In the world of gaming there are many mascots, ranging from Italian plumbers to blue hedgehogs wearing sneakers. One of gaming’s biggest mascots is none other than Pac-Man, a big round yellow blob who enjoys eating dots and floating fruits.
Despite this unbelievably weird premise Pac-Man was still quite successful when it first came out in the arcades back in the 80’s. Namco, building on this success, released sequels to the arcade success, and periodically releasing console ports for those games as well.
Namco then decided however that it wanted to go further with the Pac-Man license. So, in 1999, Namco released Pac-Man World. Pac-Man World broke the stereotype that all next-generation updates of old games are bad with 2D platforming gameplay to die for. Now, Namco has sought out to update Pac-Man to the 3D realm with Pac-Man World 2, a sequel to the 1999 game. Unfortunately though, Namco has dropped the ball on this title, as it is no where as good as the 1999 original.
The game’s plotline is rather simple. Those mischievous Pac-Man-hating ghosts are up to their shenanigans again, releasing an evil monster across Pac-Land. In order to defeat this evil monster, you will have to collect numerous fruits across the land, and interact with other characters like Handy-Pac, Professor Pac, and Sir Pac-A-Lot (am I the only one who sees the vulgarity in that name?)
While the plot is pretty weak, it doesn’t hurt the game too much. What does hurt the game though is its mediocre gameplay. PMW2’s first problem lies in its design. Given that PMW2 is 3D, you’d think the developers would take the power of the Xbox seriously, and make some wide-open levels. Instead, the game is more linear than it is wide-open, almost always having you walk down a single path.
Now games linear in nature aren’t necessarily bad, after all, Final Fantasy X was a pretty linear game and it was awesome. No, what hurts PMW2 so much is the game’s bad execution. The levels rarely meander from hopping over gaps and bashing enemies, and the few things Namco did inject to spice things up (Trampolines, moving platforms, etc.) feel sloppily implemented.
Another thing the game does wrong is that it follows the oh-so-overused scavenger hunt gameplay as well. Throughout each level, PMW2 bombards you at great length with collectable fruits, tokens, and other collectable things. These gathering items are so plentiful though, that it is nearly impossible to collect them all, so people who do go after them all will ultimately get very frustrated.
All these things don’t hold a candle though to the game’s unbelievably terrible camera. Constantly throughout the game, the camera will do everything bad that a camera can do. Getting stuck behind walls, giving you bad angles on jumps, switching camera angles wildly when you do something…all are here and in their full flawed glory. Ugh. Why Namco? Why?
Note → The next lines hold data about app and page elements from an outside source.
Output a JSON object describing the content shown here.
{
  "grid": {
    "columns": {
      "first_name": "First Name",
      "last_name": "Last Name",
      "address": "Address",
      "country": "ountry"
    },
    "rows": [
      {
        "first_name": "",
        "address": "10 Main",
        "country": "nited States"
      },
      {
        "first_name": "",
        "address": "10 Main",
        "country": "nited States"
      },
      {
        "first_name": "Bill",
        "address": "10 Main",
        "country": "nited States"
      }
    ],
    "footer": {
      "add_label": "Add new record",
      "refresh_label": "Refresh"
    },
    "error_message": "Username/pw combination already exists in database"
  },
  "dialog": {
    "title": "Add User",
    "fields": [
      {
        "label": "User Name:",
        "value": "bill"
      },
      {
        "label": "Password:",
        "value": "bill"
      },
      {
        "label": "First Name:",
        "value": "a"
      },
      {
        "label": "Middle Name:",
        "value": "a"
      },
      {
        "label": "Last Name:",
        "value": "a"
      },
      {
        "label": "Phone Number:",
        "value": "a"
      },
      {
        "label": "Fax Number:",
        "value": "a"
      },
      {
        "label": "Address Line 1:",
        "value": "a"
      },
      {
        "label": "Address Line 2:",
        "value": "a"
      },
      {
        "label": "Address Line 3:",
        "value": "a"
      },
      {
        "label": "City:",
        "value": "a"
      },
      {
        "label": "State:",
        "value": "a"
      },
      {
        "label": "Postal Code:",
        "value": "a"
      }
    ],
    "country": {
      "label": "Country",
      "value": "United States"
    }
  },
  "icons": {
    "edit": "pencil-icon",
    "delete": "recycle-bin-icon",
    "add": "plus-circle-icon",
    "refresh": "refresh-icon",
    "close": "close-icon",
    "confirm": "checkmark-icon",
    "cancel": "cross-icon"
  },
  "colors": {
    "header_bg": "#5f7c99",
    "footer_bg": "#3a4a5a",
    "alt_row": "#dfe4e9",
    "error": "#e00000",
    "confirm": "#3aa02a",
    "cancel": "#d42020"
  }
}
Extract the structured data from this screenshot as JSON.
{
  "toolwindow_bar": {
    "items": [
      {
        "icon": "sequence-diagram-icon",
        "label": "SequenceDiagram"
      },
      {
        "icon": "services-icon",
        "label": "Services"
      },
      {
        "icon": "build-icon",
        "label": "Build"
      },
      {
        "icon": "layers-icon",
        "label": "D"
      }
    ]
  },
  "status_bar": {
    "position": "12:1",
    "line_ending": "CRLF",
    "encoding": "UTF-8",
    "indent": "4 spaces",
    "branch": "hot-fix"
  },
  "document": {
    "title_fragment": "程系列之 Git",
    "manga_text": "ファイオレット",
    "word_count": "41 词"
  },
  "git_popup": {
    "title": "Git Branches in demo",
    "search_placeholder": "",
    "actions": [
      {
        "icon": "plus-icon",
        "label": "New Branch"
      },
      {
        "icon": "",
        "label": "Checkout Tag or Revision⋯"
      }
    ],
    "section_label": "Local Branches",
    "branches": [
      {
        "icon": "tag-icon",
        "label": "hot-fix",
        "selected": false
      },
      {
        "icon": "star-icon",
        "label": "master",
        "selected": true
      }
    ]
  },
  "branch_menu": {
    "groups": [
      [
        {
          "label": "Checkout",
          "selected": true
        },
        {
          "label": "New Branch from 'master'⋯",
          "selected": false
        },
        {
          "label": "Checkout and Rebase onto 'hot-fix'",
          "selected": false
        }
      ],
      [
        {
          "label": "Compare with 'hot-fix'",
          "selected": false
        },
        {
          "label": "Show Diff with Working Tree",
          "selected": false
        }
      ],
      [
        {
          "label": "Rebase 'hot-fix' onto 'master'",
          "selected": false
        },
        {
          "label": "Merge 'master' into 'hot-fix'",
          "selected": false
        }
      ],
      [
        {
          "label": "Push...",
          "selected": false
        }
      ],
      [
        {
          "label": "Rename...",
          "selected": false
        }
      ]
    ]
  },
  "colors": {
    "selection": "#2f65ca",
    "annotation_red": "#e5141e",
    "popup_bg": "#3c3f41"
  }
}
The game also features an arcade where you can open up old Pac-Man games as you go along. This is somewhat cool, as it offers old-school gamers something to play, although it will probably bore people who started playing video games after Pac-Man’s heyday.
Even though Namco did botch the gameplay side of PMW2, they must be praised for the game’s controls. Each action of the game is easy to do with the game’s controls, and the actions on screen happen very quickly after you hit the corresponding button. The game also does a good job of explaining the controls at the beginning of the game through the first level.
The game’s graphics on the other hand aren’t that extraordinary. Because of the game’s linear design, there aren’t any cool horizon-line visuals to display. All the character models look good (or as good as you can make a walking yellow dot look.) Even though the game displays no horizon line though, are any great number of enemies at once, the game still suffers from slowdown. This slowdown is usually a problem too, seeing that it can screw you up when you are in mid-jump, mid-battle, etc. The game also displays some rather crude cut-scenes that, other than trying to push a plot that isn’t there, don’t look that great either.
The voice acting in these cut-scenes though is surprisingly good, although the actual dialogue they are saying isn’t that great. The rest of the game’s audio is good too. For the sound effects, Namco has opted to use old-school sounding sound bytes from older Pac-Man games, along with the normal ones. The normal sound effects sound appropriate, although they won’t win any awards. The old-school Pac-Man sound bytes are cool, although they get a little annoying after you’ve heard them the billionth time. The game’s music is also simplistic, but it fits with the game situation well, and helps set the mood, which is all game music has to do anyway, right?
Pac-Man World 2 is a somewhat decent game, although it is nowhere as good as the original. Gone is the original 2D gameplay of the past, instead replaced with mediocre 3D platforming gameplay, complete with bad camera and unimaginative levels. If you’re really desperate for a platformer or a huge fan of the yellow guy, you might want to check out Pac-Man World 2.